In addition, you might also have seen various ‘beach nourishment’ projects, where popular tourist beaches are topped up with sand imported from elsewhere. These are growing in popularity, but as Andrew Cooper, a professor of coastal studies, explained to The Guardian last year, “Beach nourishment is like a sticking plaster. It does not remove the underlying reasons for erosion. Worse, it provides a false sense of security. In future, as sea levels rise, it will demand bigger and bigger volumes of sand to be effective.”

And in my opinion, this is where we see the real tragedy of concrete –the impact it has far from the bright city lights. Aurora Torres, one of the authors of the aforementioned Science paper, summed it up succinctly, when she said, “Our consumption of sand is outstripping our understanding of its environmental and social effects.”

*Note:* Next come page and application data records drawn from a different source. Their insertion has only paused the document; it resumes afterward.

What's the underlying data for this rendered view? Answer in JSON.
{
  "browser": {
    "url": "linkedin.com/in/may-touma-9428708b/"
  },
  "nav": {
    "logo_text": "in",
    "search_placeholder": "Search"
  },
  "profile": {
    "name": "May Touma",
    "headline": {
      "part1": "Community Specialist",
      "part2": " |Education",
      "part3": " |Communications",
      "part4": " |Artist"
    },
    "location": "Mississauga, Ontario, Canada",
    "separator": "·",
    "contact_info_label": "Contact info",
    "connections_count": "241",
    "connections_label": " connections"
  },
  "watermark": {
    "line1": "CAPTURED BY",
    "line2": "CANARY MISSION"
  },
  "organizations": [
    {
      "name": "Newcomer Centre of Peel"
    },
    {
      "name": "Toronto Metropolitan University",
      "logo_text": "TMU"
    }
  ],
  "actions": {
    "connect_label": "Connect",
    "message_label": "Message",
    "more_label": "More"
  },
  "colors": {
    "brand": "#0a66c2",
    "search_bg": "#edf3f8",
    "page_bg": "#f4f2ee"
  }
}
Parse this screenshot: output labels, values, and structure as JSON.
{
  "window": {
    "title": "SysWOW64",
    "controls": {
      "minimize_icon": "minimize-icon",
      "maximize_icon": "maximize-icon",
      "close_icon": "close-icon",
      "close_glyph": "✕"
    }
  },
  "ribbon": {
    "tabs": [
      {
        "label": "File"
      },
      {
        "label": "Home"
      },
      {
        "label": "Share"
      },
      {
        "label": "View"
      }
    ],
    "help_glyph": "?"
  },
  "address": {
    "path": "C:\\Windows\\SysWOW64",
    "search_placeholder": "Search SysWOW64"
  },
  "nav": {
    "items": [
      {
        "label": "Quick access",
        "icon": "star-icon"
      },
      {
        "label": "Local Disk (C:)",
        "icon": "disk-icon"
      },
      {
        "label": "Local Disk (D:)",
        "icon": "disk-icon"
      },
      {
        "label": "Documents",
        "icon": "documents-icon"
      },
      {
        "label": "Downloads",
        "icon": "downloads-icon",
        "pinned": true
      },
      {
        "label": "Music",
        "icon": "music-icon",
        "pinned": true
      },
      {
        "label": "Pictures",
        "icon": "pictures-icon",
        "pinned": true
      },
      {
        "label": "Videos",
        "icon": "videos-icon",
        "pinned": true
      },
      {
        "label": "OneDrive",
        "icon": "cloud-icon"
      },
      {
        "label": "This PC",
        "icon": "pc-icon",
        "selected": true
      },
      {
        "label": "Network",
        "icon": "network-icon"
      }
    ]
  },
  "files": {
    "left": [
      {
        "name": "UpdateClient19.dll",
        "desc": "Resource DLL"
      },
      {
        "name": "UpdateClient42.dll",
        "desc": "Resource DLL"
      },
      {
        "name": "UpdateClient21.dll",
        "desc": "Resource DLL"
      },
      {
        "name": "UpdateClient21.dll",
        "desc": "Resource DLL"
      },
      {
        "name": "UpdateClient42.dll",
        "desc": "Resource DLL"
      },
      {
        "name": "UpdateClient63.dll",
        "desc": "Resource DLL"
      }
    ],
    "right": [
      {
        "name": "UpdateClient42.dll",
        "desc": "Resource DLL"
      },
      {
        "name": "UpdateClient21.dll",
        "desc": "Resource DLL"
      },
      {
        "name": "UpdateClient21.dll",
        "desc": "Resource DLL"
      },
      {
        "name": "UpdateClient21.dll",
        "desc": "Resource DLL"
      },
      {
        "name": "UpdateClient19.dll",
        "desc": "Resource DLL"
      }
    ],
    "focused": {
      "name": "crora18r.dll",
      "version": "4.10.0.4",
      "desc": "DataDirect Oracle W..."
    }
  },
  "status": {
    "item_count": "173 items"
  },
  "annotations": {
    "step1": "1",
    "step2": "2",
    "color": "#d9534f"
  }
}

For example, look at the damage that dredging can wreak on wildlife – unsurprising when you know that the process involves blasting powerful water jets at the seabed and riverbed, and sucking up everything that is released. This makes water cloudier, reducing precious light levels for corals and aquatic plants. It also damages and destroys spawning and feeding grounds for other species. China’s sand dredging activity in the Yangtze River contributed to the demise of the now-extinct Yangtze River dolphin.

Its social implications are profound, too. Increased erosion from sand mining makes coastal areas more susceptible to flooding, and may lead to the contamination of drinking water by sea salt. The ‘big business’ nature of sand extraction also makes it a magnet for crime. Take the Sand Mafia, a group of Indian criminals and businesspeople who runs the country’s black market. According to INSIDER, this illegal industry generates $US2.3 billion a year. At the heart of it are the thousands of impoverished workers who work in dangerous conditions to extract this precious sand. Many of them die or are left with debilitating injuries as a result.

Normally, I like to finish my articles with a positive final thought, but honestly, I can’t find one. Yes, there are lots of people out there looking for more sustainable ways to make concrete (including Solidia and Finite), but as yet, none can provide even close to the quantities industry needs. The global shortage of sand is not news to governments. In many regions, new restrictions on sand mining have been established, but they’re only partially effective. The reality is that our addiction to construction, and our growing population, are pointing to an ecological disaster in the making. It’s also one that’s largely hidden from us because, as Torres pointed out to The Guardian, “we don’t buy it as individuals.” If you take nothing else away from this article, let it be that cities do not exist in isolation from the natural world. The processes we use to build, and live in, them have profound implications beyond their borders. And if we want to reduce that impact before it’s too late, we need to use less. Of everything. Including sand.


* That number doesn’t include the 15,500 square metres of embossed stainless steel used in the building’s cladding.

** I’m not including the white sand of Hawaii that is actually made from the poo of parrotfish. Yes, really.


This story was originally published in August 2019. You can find it on Forbes: